ASSIGNMENT:
Return the records, each one exactly as written.
------------------------
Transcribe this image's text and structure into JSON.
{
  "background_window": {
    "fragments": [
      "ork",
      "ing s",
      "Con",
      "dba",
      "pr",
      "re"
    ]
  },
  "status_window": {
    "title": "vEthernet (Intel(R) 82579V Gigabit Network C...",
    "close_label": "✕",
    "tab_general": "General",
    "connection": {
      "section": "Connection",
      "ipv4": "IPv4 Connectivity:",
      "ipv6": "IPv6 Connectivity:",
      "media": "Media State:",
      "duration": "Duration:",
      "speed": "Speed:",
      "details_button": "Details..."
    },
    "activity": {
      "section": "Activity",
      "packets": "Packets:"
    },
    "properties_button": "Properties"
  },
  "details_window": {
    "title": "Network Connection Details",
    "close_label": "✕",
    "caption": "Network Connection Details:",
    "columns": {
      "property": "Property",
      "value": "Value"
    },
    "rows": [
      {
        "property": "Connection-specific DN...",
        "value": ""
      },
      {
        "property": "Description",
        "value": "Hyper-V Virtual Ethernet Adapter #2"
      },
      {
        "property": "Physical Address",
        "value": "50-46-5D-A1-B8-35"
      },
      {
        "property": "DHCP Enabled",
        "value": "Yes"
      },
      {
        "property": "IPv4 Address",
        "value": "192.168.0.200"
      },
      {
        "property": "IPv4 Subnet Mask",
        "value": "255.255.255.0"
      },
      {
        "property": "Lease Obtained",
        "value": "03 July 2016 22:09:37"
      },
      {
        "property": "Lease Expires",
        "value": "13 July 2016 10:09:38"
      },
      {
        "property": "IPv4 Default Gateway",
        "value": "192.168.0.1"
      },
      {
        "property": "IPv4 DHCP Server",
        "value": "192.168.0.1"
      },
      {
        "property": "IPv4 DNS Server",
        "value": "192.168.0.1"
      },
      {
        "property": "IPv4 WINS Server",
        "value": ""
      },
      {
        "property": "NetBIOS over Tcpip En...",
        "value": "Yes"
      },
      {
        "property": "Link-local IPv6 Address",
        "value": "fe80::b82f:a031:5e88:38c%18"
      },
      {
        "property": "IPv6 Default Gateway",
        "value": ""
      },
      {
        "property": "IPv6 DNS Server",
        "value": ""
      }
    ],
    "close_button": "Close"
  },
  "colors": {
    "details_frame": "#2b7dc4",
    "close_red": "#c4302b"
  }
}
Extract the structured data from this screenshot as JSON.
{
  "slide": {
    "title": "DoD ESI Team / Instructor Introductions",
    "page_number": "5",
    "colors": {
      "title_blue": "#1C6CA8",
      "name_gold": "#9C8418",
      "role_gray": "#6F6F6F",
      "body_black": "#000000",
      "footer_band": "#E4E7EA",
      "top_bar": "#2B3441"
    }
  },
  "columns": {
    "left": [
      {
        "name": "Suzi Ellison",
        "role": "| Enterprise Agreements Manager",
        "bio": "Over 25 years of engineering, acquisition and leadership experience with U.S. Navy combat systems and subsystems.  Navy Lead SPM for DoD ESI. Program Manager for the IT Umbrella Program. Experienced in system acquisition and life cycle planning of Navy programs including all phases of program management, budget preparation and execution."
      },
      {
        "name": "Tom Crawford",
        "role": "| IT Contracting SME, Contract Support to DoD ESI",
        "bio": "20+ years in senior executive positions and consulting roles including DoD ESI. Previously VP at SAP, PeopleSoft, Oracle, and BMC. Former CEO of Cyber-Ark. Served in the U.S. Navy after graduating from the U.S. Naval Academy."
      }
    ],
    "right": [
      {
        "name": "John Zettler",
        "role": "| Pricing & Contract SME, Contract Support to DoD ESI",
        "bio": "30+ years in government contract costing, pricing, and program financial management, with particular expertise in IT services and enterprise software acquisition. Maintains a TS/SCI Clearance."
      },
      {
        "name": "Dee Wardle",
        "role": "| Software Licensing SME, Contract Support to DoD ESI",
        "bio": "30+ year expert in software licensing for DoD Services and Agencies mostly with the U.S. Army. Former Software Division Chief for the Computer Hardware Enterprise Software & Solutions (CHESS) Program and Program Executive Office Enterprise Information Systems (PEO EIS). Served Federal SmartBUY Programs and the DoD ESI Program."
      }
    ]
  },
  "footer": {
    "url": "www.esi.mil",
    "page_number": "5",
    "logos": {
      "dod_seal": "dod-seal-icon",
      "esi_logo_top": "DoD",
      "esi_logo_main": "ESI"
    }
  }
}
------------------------
SOLUTION TO THIS EXERCISE:
Transcribe this image's text and structure into JSON.
{
  "background_window": {
    "fragments": [
      "ork",
      "ing s",
      "Con",
      "dba",
      "pr",
      "re"
    ]
  },
  "status_window": {
    "title": "vEthernet (Intel(R) 82579V Gigabit Network C...",
    "close_label": "✕",
    "tab_general": "General",
    "connection": {
      "section": "Connection",
      "ipv4": "IPv4 Connectivity:",
      "ipv6": "IPv6 Connectivity:",
      "media": "Media State:",
      "duration": "Duration:",
      "speed": "Speed:",
      "details_button": "Details..."
    },
    "activity": {
      "section": "Activity",
      "packets": "Packets:"
    },
    "properties_button": "Properties"
  },
  "details_window": {
    "title": "Network Connection Details",
    "close_label": "✕",
    "caption": "Network Connection Details:",
    "columns": {
      "property": "Property",
      "value": "Value"
    },
    "rows": [
      {
        "property": "Connection-specific DN...",
        "value": ""
      },
      {
        "property": "Description",
        "value": "Hyper-V Virtual Ethernet Adapter #2"
      },
      {
        "property": "Physical Address",
        "value": "50-46-5D-A1-B8-35"
      },
      {
        "property": "DHCP Enabled",
        "value": "Yes"
      },
      {
        "property": "IPv4 Address",
        "value": "192.168.0.200"
      },
      {
        "property": "IPv4 Subnet Mask",
        "value": "255.255.255.0"
      },
      {
        "property": "Lease Obtained",
        "value": "03 July 2016 22:09:37"
      },
      {
        "property": "Lease Expires",
        "value": "13 July 2016 10:09:38"
      },
      {
        "property": "IPv4 Default Gateway",
        "value": "192.168.0.1"
      },
      {
        "property": "IPv4 DHCP Server",
        "value": "192.168.0.1"
      },
      {
        "property": "IPv4 DNS Server",
        "value": "192.168.0.1"
      },
      {
        "property": "IPv4 WINS Server",
        "value": ""
      },
      {
        "property": "NetBIOS over Tcpip En...",
        "value": "Yes"
      },
      {
        "property": "Link-local IPv6 Address",
        "value": "fe80::b82f:a031:5e88:38c%18"
      },
      {
        "property": "IPv6 Default Gateway",
        "value": ""
      },
      {
        "property": "IPv6 DNS Server",
        "value": ""
      }
    ],
    "close_button": "Close"
  },
  "colors": {
    "details_frame": "#2b7dc4",
    "close_red": "#c4302b"
  }
}
Extract the structured data from this screenshot as JSON.
{
  "slide": {
    "title": "DoD ESI Team / Instructor Introductions",
    "page_number": "5",
    "colors": {
      "title_blue": "#1C6CA8",
      "name_gold": "#9C8418",
      "role_gray": "#6F6F6F",
      "body_black": "#000000",
      "footer_band": "#E4E7EA",
      "top_bar": "#2B3441"
    }
  },
  "columns": {
    "left": [
      {
        "name": "Suzi Ellison",
        "role": "| Enterprise Agreements Manager",
        "bio": "Over 25 years of engineering, acquisition and leadership experience with U.S. Navy combat systems and subsystems.  Navy Lead SPM for DoD ESI. Program Manager for the IT Umbrella Program. Experienced in system acquisition and life cycle planning of Navy programs including all phases of program management, budget preparation and execution."
      },
      {
        "name": "Tom Crawford",
        "role": "| IT Contracting SME, Contract Support to DoD ESI",
        "bio": "20+ years in senior executive positions and consulting roles including DoD ESI. Previously VP at SAP, PeopleSoft, Oracle, and BMC. Former CEO of Cyber-Ark. Served in the U.S. Navy after graduating from the U.S. Naval Academy."
      }
    ],
    "right": [
      {
        "name": "John Zettler",
        "role": "| Pricing & Contract SME, Contract Support to DoD ESI",
        "bio": "30+ years in government contract costing, pricing, and program financial management, with particular expertise in IT services and enterprise software acquisition. Maintains a TS/SCI Clearance."
      },
      {
        "name": "Dee Wardle",
        "role": "| Software Licensing SME, Contract Support to DoD ESI",
        "bio": "30+ year expert in software licensing for DoD Services and Agencies mostly with the U.S. Army. Former Software Division Chief for the Computer Hardware Enterprise Software & Solutions (CHESS) Program and Program Executive Office Enterprise Information Systems (PEO EIS). Served Federal SmartBUY Programs and the DoD ESI Program."
      }
    ]
  },
  "footer": {
    "url": "www.esi.mil",
    "page_number": "5",
    "logos": {
      "dod_seal": "dod-seal-icon",
      "esi_logo_top": "DoD",
      "esi_logo_main": "ESI"
    }
  }
}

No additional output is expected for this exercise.